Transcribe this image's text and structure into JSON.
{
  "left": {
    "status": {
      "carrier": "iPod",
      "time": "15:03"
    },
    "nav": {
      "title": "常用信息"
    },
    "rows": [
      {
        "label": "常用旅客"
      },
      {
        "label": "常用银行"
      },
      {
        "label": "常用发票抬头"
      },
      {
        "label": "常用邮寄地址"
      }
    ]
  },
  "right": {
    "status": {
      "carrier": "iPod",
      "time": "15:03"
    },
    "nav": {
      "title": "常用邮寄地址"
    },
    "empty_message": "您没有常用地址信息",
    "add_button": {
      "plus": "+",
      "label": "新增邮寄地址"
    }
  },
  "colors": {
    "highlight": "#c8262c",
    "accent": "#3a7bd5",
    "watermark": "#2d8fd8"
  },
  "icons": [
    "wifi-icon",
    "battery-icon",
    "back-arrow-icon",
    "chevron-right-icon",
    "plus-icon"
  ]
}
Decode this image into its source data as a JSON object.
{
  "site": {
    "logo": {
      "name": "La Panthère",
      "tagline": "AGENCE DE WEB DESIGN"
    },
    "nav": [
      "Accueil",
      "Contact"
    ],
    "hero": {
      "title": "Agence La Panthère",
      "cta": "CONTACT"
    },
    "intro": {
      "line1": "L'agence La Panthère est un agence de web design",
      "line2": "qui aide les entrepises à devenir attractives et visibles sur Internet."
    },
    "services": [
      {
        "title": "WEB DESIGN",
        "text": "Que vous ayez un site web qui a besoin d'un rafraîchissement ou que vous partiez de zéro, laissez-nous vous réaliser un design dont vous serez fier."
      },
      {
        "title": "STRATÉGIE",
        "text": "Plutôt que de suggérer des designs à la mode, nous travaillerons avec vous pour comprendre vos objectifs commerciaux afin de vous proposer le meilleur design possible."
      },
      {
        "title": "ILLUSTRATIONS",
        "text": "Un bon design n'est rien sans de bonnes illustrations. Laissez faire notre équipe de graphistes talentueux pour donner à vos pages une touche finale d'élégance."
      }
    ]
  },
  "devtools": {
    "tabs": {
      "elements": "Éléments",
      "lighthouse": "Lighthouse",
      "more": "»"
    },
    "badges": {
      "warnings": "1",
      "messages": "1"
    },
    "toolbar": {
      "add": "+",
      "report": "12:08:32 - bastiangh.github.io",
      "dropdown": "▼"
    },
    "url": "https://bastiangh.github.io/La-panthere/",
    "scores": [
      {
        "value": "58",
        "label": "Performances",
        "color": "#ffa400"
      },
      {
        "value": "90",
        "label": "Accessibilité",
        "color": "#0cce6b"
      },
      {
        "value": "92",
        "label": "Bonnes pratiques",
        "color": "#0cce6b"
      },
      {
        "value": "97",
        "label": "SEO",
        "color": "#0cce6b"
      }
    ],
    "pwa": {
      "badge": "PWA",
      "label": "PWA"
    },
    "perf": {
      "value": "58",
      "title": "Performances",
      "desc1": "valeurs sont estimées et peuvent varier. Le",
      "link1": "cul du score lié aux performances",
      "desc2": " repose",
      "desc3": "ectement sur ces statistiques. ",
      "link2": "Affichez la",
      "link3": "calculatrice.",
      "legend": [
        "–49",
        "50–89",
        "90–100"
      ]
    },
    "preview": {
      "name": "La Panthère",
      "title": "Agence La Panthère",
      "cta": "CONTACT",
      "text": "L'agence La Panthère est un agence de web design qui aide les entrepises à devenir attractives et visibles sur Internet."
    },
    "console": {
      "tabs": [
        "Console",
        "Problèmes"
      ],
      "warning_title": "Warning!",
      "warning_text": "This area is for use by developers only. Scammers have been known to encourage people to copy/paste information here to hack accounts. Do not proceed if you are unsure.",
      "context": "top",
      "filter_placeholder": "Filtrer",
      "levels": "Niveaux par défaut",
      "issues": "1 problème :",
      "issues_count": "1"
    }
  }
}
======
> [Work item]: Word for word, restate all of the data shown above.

> [Answer to the exercise]:
Transcribe this image's text and structure into JSON.
{
  "left": {
    "status": {
      "carrier": "iPod",
      "time": "15:03"
    },
    "nav": {
      "title": "常用信息"
    },
    "rows": [
      {
        "label": "常用旅客"
      },
      {
        "label": "常用银行"
      },
      {
        "label": "常用发票抬头"
      },
      {
        "label": "常用邮寄地址"
      }
    ]
  },
  "right": {
    "status": {
      "carrier": "iPod",
      "time": "15:03"
    },
    "nav": {
      "title": "常用邮寄地址"
    },
    "empty_message": "您没有常用地址信息",
    "add_button": {
      "plus": "+",
      "label": "新增邮寄地址"
    }
  },
  "colors": {
    "highlight": "#c8262c",
    "accent": "#3a7bd5",
    "watermark": "#2d8fd8"
  },
  "icons": [
    "wifi-icon",
    "battery-icon",
    "back-arrow-icon",
    "chevron-right-icon",
    "plus-icon"
  ]
}
Decode this image into its source data as a JSON object.
{
  "site": {
    "logo": {
      "name": "La Panthère",
      "tagline": "AGENCE DE WEB DESIGN"
    },
    "nav": [
      "Accueil",
      "Contact"
    ],
    "hero": {
      "title": "Agence La Panthère",
      "cta": "CONTACT"
    },
    "intro": {
      "line1": "L'agence La Panthère est un agence de web design",
      "line2": "qui aide les entrepises à devenir attractives et visibles sur Internet."
    },
    "services": [
      {
        "title": "WEB DESIGN",
        "text": "Que vous ayez un site web qui a besoin d'un rafraîchissement ou que vous partiez de zéro, laissez-nous vous réaliser un design dont vous serez fier."
      },
      {
        "title": "STRATÉGIE",
        "text": "Plutôt que de suggérer des designs à la mode, nous travaillerons avec vous pour comprendre vos objectifs commerciaux afin de vous proposer le meilleur design possible."
      },
      {
        "title": "ILLUSTRATIONS",
        "text": "Un bon design n'est rien sans de bonnes illustrations. Laissez faire notre équipe de graphistes talentueux pour donner à vos pages une touche finale d'élégance."
      }
    ]
  },
  "devtools": {
    "tabs": {
      "elements": "Éléments",
      "lighthouse": "Lighthouse",
      "more": "»"
    },
    "badges": {
      "warnings": "1",
      "messages": "1"
    },
    "toolbar": {
      "add": "+",
      "report": "12:08:32 - bastiangh.github.io",
      "dropdown": "▼"
    },
    "url": "https://bastiangh.github.io/La-panthere/",
    "scores": [
      {
        "value": "58",
        "label": "Performances",
        "color": "#ffa400"
      },
      {
        "value": "90",
        "label": "Accessibilité",
        "color": "#0cce6b"
      },
      {
        "value": "92",
        "label": "Bonnes pratiques",
        "color": "#0cce6b"
      },
      {
        "value": "97",
        "label": "SEO",
        "color": "#0cce6b"
      }
    ],
    "pwa": {
      "badge": "PWA",
      "label": "PWA"
    },
    "perf": {
      "value": "58",
      "title": "Performances",
      "desc1": "valeurs sont estimées et peuvent varier. Le",
      "link1": "cul du score lié aux performances",
      "desc2": " repose",
      "desc3": "ectement sur ces statistiques. ",
      "link2": "Affichez la",
      "link3": "calculatrice.",
      "legend": [
        "–49",
        "50–89",
        "90–100"
      ]
    },
    "preview": {
      "name": "La Panthère",
      "title": "Agence La Panthère",
      "cta": "CONTACT",
      "text": "L'agence La Panthère est un agence de web design qui aide les entrepises à devenir attractives et visibles sur Internet."
    },
    "console": {
      "tabs": [
        "Console",
        "Problèmes"
      ],
      "warning_title": "Warning!",
      "warning_text": "This area is for use by developers only. Scammers have been known to encourage people to copy/paste information here to hack accounts. Do not proceed if you are unsure.",
      "context": "top",
      "filter_placeholder": "Filtrer",
      "levels": "Niveaux par défaut",
      "issues": "1 problème :",
      "issues_count": "1"
    }
  }
}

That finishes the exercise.